*WHAT THE TASK ASKS*. Go through the listing below and return each line that includes "name".

*DATA FOR THIS TASK*.

—————

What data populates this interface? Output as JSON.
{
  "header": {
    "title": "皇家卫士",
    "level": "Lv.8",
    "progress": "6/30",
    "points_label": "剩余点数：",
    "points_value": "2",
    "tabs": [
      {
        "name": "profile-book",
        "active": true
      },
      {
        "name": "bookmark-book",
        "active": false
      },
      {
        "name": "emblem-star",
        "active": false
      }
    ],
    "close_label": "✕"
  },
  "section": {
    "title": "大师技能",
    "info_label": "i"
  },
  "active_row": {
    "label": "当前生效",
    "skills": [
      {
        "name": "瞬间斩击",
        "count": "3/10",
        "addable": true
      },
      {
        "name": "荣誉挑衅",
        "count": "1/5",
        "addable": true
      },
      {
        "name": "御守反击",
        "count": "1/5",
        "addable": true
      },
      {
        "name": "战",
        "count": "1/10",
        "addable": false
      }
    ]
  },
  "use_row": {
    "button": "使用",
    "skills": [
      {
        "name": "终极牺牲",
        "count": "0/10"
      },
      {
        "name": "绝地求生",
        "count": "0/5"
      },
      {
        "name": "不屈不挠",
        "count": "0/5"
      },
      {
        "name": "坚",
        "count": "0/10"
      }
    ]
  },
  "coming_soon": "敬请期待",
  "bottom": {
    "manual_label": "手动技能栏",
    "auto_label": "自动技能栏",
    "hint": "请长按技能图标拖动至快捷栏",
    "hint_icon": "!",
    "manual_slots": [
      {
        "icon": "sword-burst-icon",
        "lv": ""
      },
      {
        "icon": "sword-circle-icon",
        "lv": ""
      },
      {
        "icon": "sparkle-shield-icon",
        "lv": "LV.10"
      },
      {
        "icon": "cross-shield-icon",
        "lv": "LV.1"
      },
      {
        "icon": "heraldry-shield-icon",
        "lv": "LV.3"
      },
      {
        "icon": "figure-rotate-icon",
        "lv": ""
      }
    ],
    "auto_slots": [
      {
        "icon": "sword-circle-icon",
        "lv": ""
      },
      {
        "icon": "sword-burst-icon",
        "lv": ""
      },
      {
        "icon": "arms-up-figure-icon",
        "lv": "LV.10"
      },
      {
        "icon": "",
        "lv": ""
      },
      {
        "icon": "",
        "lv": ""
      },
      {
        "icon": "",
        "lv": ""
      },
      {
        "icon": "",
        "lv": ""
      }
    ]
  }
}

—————

*RESULT FOR THIS TASK*.
        "name": "profile-book",
        "name": "bookmark-book",
        "name": "emblem-star",
        "name": "瞬间斩击",
        "name": "荣誉挑衅",
        "name": "御守反击",
        "name": "战",
        "name": "终极牺牲",
        "name": "绝地求生",
        "name": "不屈不挠",
        "name": "坚",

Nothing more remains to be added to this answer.